Input material »
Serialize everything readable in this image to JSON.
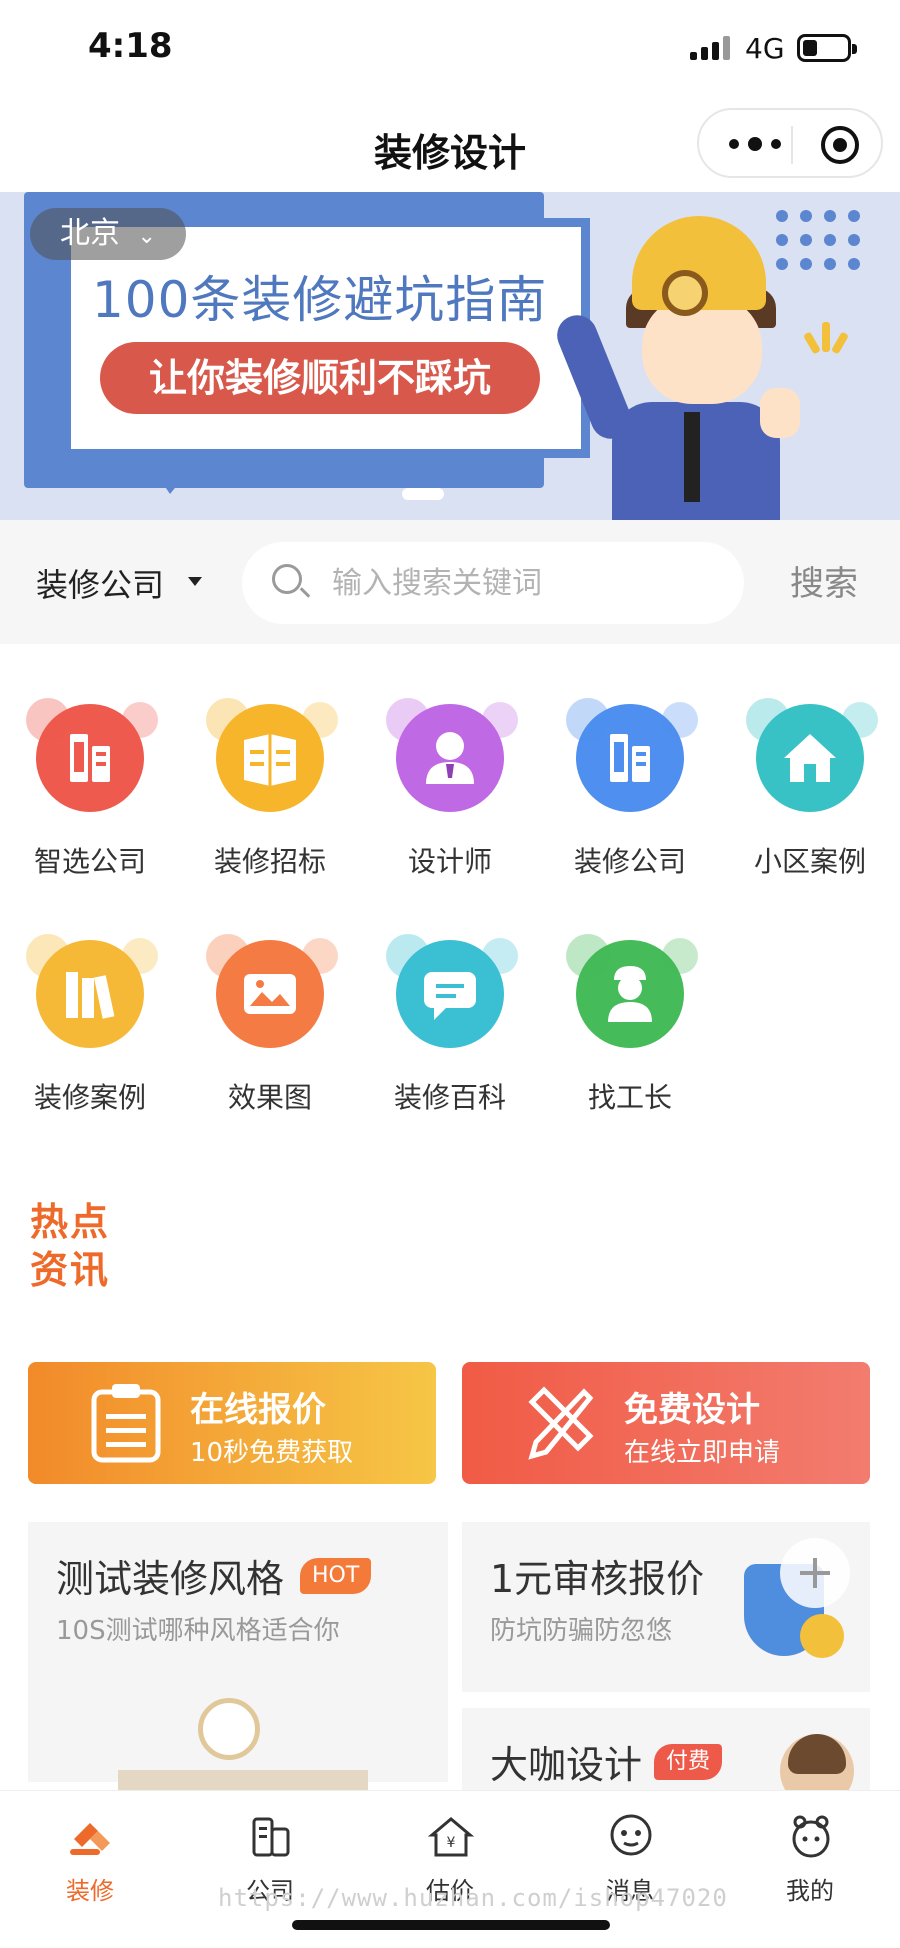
{
  "status": {
    "time": "4:18",
    "network": "4G"
  },
  "nav": {
    "title": "装修设计"
  },
  "banner": {
    "headline": "100条装修避坑指南",
    "pill": "让你装修顺利不踩坑",
    "city": "北京"
  },
  "search": {
    "category": "装修公司",
    "placeholder": "输入搜索关键词",
    "button": "搜索"
  },
  "grid": {
    "items": [
      {
        "label": "智选公司",
        "icon": "company-icon",
        "color": "#ef5a4e"
      },
      {
        "label": "装修招标",
        "icon": "bid-icon",
        "color": "#f7b52c"
      },
      {
        "label": "设计师",
        "icon": "designer-icon",
        "color": "#c069e4"
      },
      {
        "label": "装修公司",
        "icon": "company-icon",
        "color": "#4e8fef"
      },
      {
        "label": "小区案例",
        "icon": "house-icon",
        "color": "#39c2c6"
      },
      {
        "label": "装修案例",
        "icon": "books-icon",
        "color": "#f6b937"
      },
      {
        "label": "效果图",
        "icon": "image-icon",
        "color": "#f47b43"
      },
      {
        "label": "装修百科",
        "icon": "chat-icon",
        "color": "#3bbfd3"
      },
      {
        "label": "找工长",
        "icon": "worker-icon",
        "color": "#46bb5a"
      }
    ]
  },
  "hot": {
    "line1": "热点",
    "line2": "资讯"
  },
  "promos": [
    {
      "title": "在线报价",
      "subtitle": "10秒免费获取",
      "icon": "clipboard-icon"
    },
    {
      "title": "免费设计",
      "subtitle": "在线立即申请",
      "icon": "ruler-pencil-icon"
    }
  ],
  "cards": {
    "style": {
      "title": "测试装修风格",
      "tag": "HOT",
      "subtitle": "10S测试哪种风格适合你"
    },
    "audit": {
      "title": "1元审核报价",
      "subtitle": "防坑防骗防忽悠"
    },
    "master": {
      "title": "大咖设计",
      "tag": "付费"
    }
  },
  "tabbar": {
    "items": [
      {
        "label": "装修",
        "icon": "hammer-icon",
        "active": true
      },
      {
        "label": "公司",
        "icon": "building-icon",
        "active": false
      },
      {
        "label": "估价",
        "icon": "yuan-house-icon",
        "active": false
      },
      {
        "label": "消息",
        "icon": "message-icon",
        "active": false
      },
      {
        "label": "我的",
        "icon": "profile-icon",
        "active": false
      }
    ]
  },
  "watermark": "https://www.huzhan.com/ishop47020"
}
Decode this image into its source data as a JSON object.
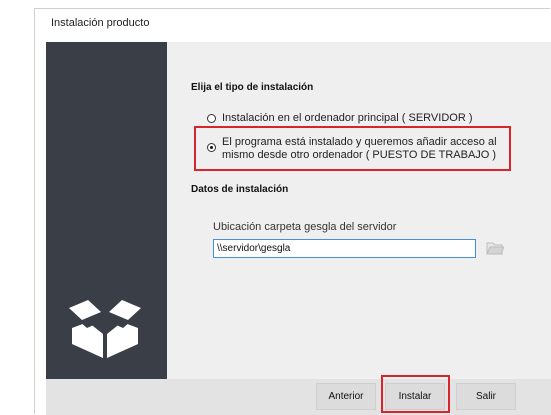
{
  "window": {
    "title": "Instalación producto"
  },
  "installation_type": {
    "heading": "Elija el tipo de instalación",
    "options": [
      {
        "label": "Instalación en el ordenador principal ( SERVIDOR  )",
        "selected": false
      },
      {
        "label": "El programa está instalado y queremos añadir acceso al\nmismo desde otro ordenador ( PUESTO DE TRABAJO )",
        "selected": true
      }
    ]
  },
  "install_data": {
    "heading": "Datos de instalación",
    "server_folder_label": "Ubicación carpeta gesgla del servidor",
    "server_folder_value": "\\\\servidor\\gesgla"
  },
  "buttons": {
    "previous": "Anterior",
    "install": "Instalar",
    "exit": "Salir"
  },
  "colors": {
    "side_panel": "#3a3f47",
    "highlight": "#d6252d",
    "input_focus": "#4a8fd6"
  },
  "icons": {
    "logo": "open-box-icon",
    "browse": "folder-icon"
  }
}
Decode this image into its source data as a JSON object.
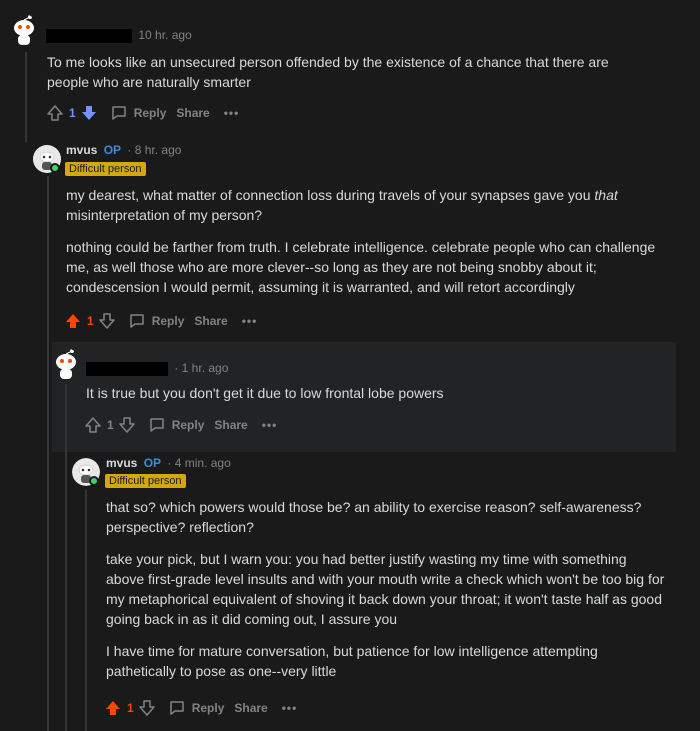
{
  "comments": [
    {
      "time": "10 hr. ago",
      "paragraphs": [
        "To me looks like an unsecured person offended by the existence of a chance that there are people who are naturally smarter"
      ],
      "votes": "1",
      "reply_label": "Reply",
      "share_label": "Share",
      "more_label": "•••"
    },
    {
      "username": "mvus",
      "op_label": "OP",
      "time": "· 8 hr. ago",
      "flair": "Difficult person",
      "p1_before": "my dearest, what matter of connection loss during travels of your synapses gave you ",
      "p1_em": "that",
      "p1_after": " misinterpretation of my person?",
      "p2": "nothing could be farther from truth. I celebrate intelligence. celebrate people who can challenge me, as well those who are more clever--so long as they are not being snobby about it; condescension I would permit, assuming it is warranted, and will retort accordingly",
      "votes": "1",
      "reply_label": "Reply",
      "share_label": "Share",
      "more_label": "•••"
    },
    {
      "time": "· 1 hr. ago",
      "paragraphs": [
        "It is true but you don't get it due to low frontal lobe powers"
      ],
      "votes": "1",
      "reply_label": "Reply",
      "share_label": "Share",
      "more_label": "•••"
    },
    {
      "username": "mvus",
      "op_label": "OP",
      "time": "· 4 min. ago",
      "flair": "Difficult person",
      "p1": "that so? which powers would those be? an ability to exercise reason? self-awareness? perspective? reflection?",
      "p2": "take your pick, but I warn you: you had better justify wasting my time with something above first-grade level insults and with your mouth write a check which won't be too big for my metaphorical equivalent of shoving it back down your throat; it won't taste half as good going back in as it did coming out, I assure you",
      "p3": "I have time for mature conversation, but patience for low intelligence attempting pathetically to pose as one--very little",
      "votes": "1",
      "reply_label": "Reply",
      "share_label": "Share",
      "more_label": "•••"
    }
  ],
  "colors": {
    "background": "#1a1a1b",
    "text": "#d7dadc",
    "meta": "#818384",
    "upvote": "#ff4500",
    "downvote": "#7193ff",
    "op": "#3a8fd9",
    "flair_bg": "#d4a70f"
  },
  "icons": [
    "snoo-avatar-icon",
    "upvote-icon",
    "downvote-icon",
    "reply-icon",
    "more-icon",
    "online-dot-icon"
  ]
}
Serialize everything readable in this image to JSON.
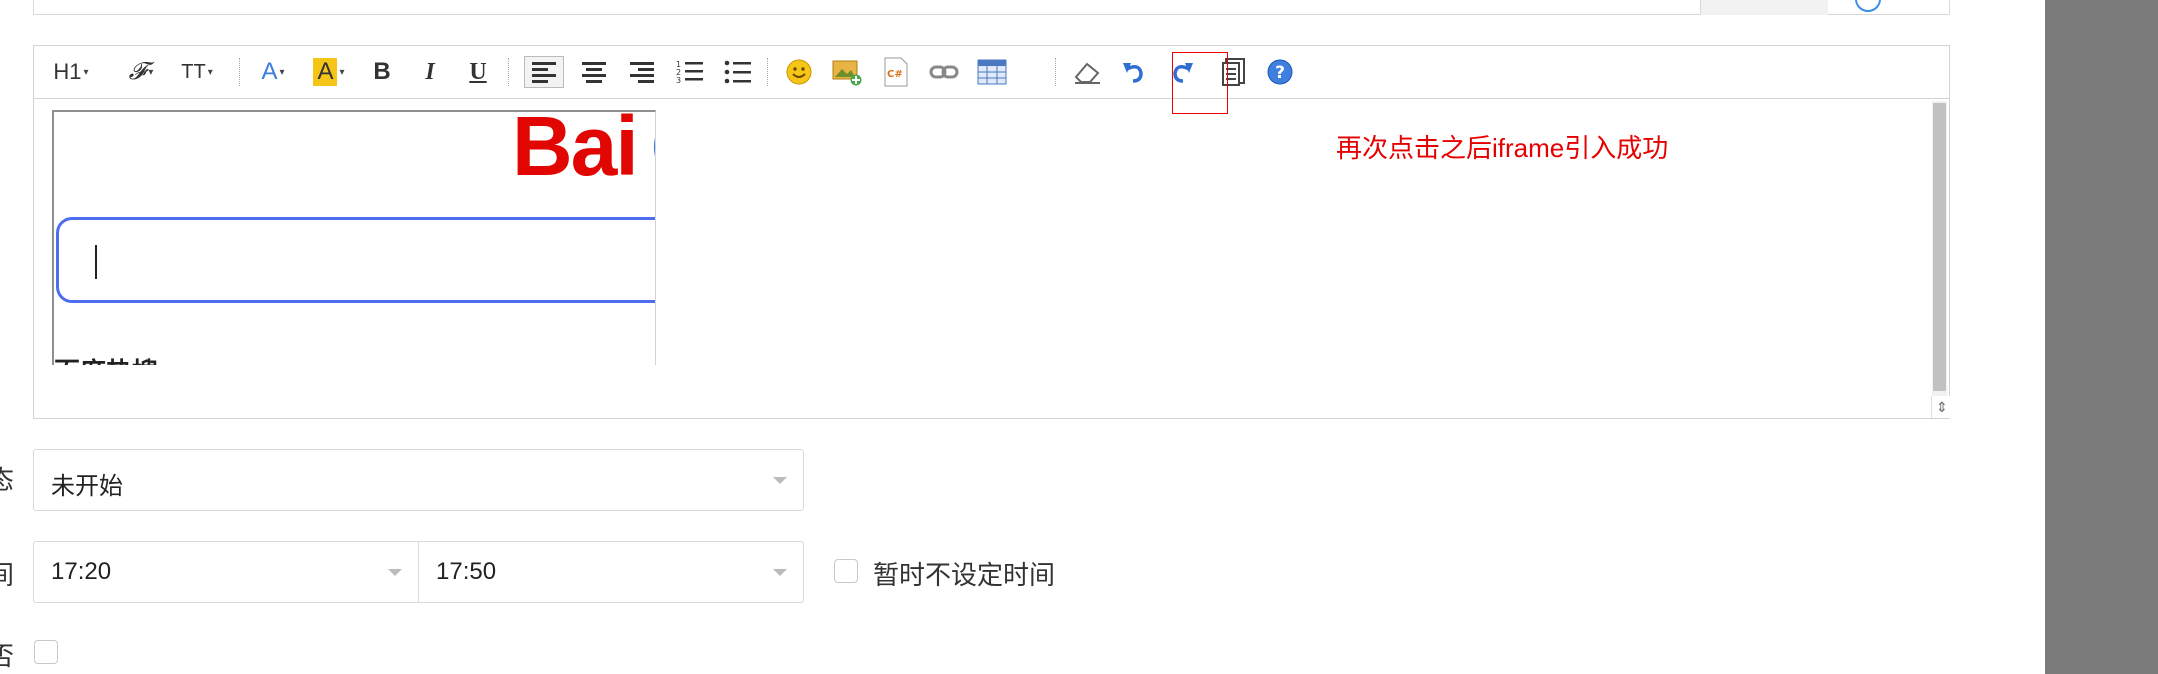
{
  "toolbar": {
    "heading": "H1",
    "font_family": "𝓕",
    "font_size": "TT",
    "font_color": "A",
    "highlight": "A",
    "bold": "B",
    "italic": "I",
    "underline": "U"
  },
  "editor": {
    "iframe_logo": "Bai",
    "iframe_hot": "百度热搜 ›",
    "annotation": "再次点击之后iframe引入成功"
  },
  "form": {
    "status_label": "态",
    "status_value": "未开始",
    "time_label": "间",
    "time_start": "17:20",
    "time_end": "17:50",
    "no_time_label": "暂时不设定时间",
    "last_label": "否"
  },
  "colors": {
    "annotation": "#e60000",
    "accent": "#4e6ef2",
    "logo": "#e10601"
  }
}
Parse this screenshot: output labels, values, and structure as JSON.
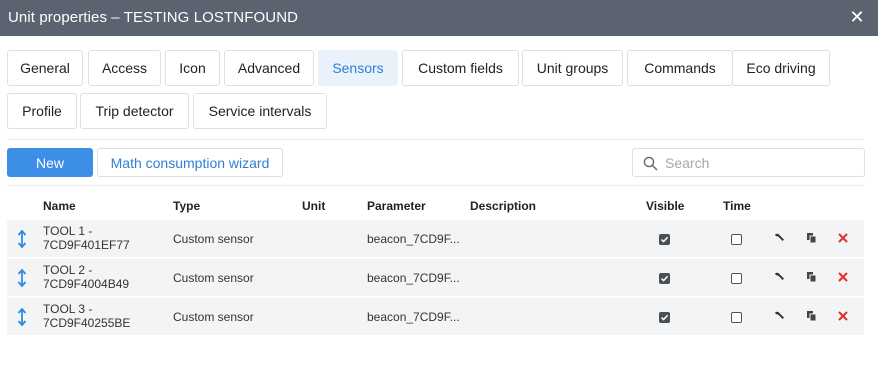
{
  "window": {
    "title": "Unit properties – TESTING LOSTNFOUND",
    "close_glyph": "✕"
  },
  "tabs": [
    {
      "label": "General",
      "active": false
    },
    {
      "label": "Access",
      "active": false
    },
    {
      "label": "Icon",
      "active": false
    },
    {
      "label": "Advanced",
      "active": false
    },
    {
      "label": "Sensors",
      "active": true
    },
    {
      "label": "Custom fields",
      "active": false
    },
    {
      "label": "Unit groups",
      "active": false
    },
    {
      "label": "Commands",
      "active": false
    },
    {
      "label": "Eco driving",
      "active": false
    },
    {
      "label": "Profile",
      "active": false
    },
    {
      "label": "Trip detector",
      "active": false
    },
    {
      "label": "Service intervals",
      "active": false
    }
  ],
  "toolbar": {
    "new_label": "New",
    "wizard_label": "Math consumption wizard",
    "search_placeholder": "Search",
    "search_value": ""
  },
  "table": {
    "headers": {
      "name": "Name",
      "type": "Type",
      "unit": "Unit",
      "parameter": "Parameter",
      "description": "Description",
      "visible": "Visible",
      "time": "Time"
    },
    "rows": [
      {
        "name_line1": "TOOL 1 -",
        "name_line2": "7CD9F401EF77",
        "type": "Custom sensor",
        "unit": "",
        "parameter": "beacon_7CD9F...",
        "description": "",
        "visible": true,
        "time": false
      },
      {
        "name_line1": "TOOL 2 -",
        "name_line2": "7CD9F4004B49",
        "type": "Custom sensor",
        "unit": "",
        "parameter": "beacon_7CD9F...",
        "description": "",
        "visible": true,
        "time": false
      },
      {
        "name_line1": "TOOL 3 -",
        "name_line2": "7CD9F40255BE",
        "type": "Custom sensor",
        "unit": "",
        "parameter": "beacon_7CD9F...",
        "description": "",
        "visible": true,
        "time": false
      }
    ]
  },
  "colors": {
    "titlebar": "#5b6270",
    "accent": "#3d8ee6",
    "active_tab_bg": "#e9f2fb",
    "delete": "#e0322b",
    "drag_handle": "#2f8be0"
  },
  "icons": {
    "drag": "drag-handle-icon",
    "edit": "wrench-icon",
    "copy": "copy-icon",
    "delete": "delete-icon",
    "search": "search-icon"
  }
}
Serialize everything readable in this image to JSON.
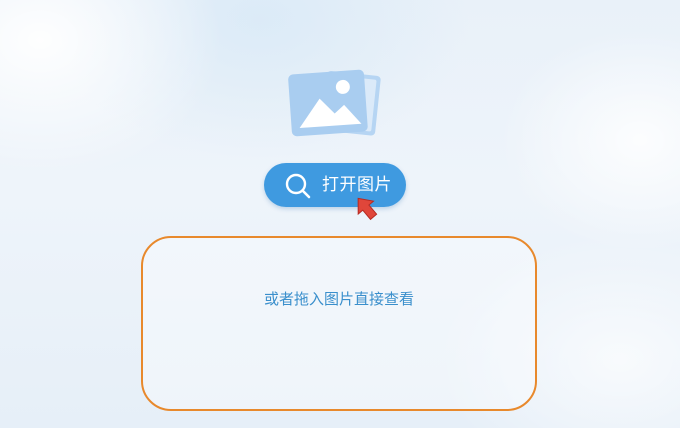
{
  "open_button": {
    "label": "打开图片",
    "icon": "search-icon"
  },
  "drop_zone": {
    "hint": "或者拖入图片直接查看"
  },
  "icons": {
    "illustration": "photo-stack-icon",
    "pointer": "cursor-arrow-icon"
  },
  "colors": {
    "button": "#3f9ae0",
    "drop_border": "#e8892c",
    "hint_text": "#3a8fcc",
    "photo_icon": "#a9cdf0",
    "cursor": "#e0463a"
  }
}
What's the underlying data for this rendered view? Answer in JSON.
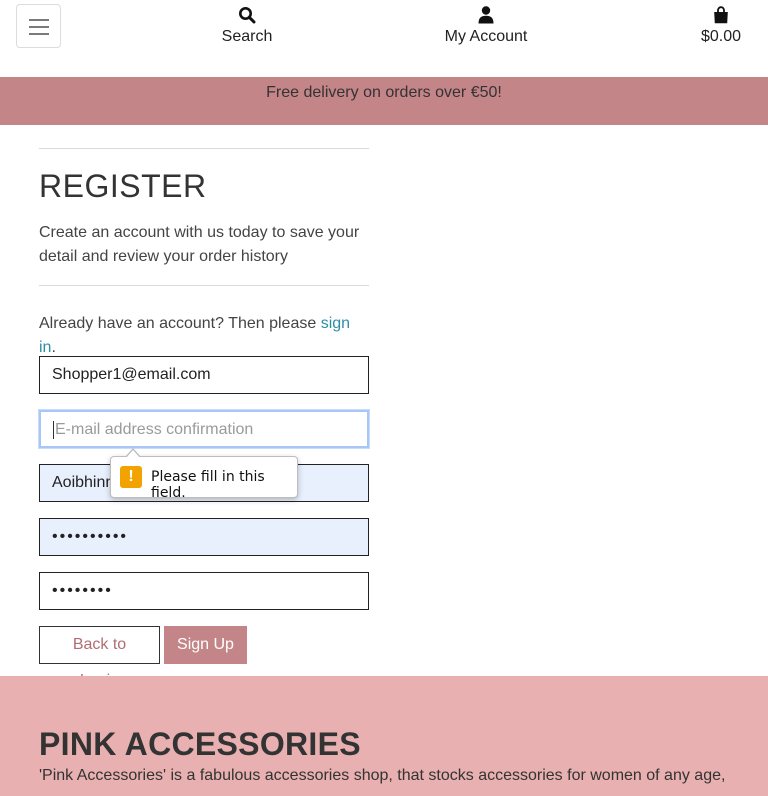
{
  "header": {
    "menu_toggle_icon": "hamburger-icon",
    "search_label": "Search",
    "search_icon": "search-icon",
    "account_label": "My Account",
    "account_icon": "user-icon",
    "bag_total": "$0.00",
    "bag_icon": "shopping-bag-icon"
  },
  "banner": {
    "text": "Free delivery on orders over €50!"
  },
  "register": {
    "title": "REGISTER",
    "description": "Create an account with us today to save your detail and review your order history",
    "signin_prefix": "Already have an account? Then please ",
    "signin_link": "sign in",
    "signin_suffix": ".",
    "fields": {
      "email_value": "Shopper1@email.com",
      "email_confirm_placeholder": "E-mail address confirmation",
      "username_value": "Aoibhinn",
      "password_value": "••••••••••",
      "password_confirm_value": "••••••••"
    },
    "validation_tooltip": "Please fill in this field.",
    "back_button": "Back to Login",
    "signup_button": "Sign Up"
  },
  "footer": {
    "title": "PINK ACCESSORIES",
    "text": "'Pink Accessories' is a fabulous accessories shop, that stocks accessories for women of any age,"
  },
  "colors": {
    "banner": "#c48588",
    "footer": "#e8b0b0",
    "link": "#2e8fa3",
    "autofill": "#e8f0fe",
    "warning": "#f2a300"
  }
}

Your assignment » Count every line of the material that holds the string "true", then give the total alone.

Result of this exercise » 7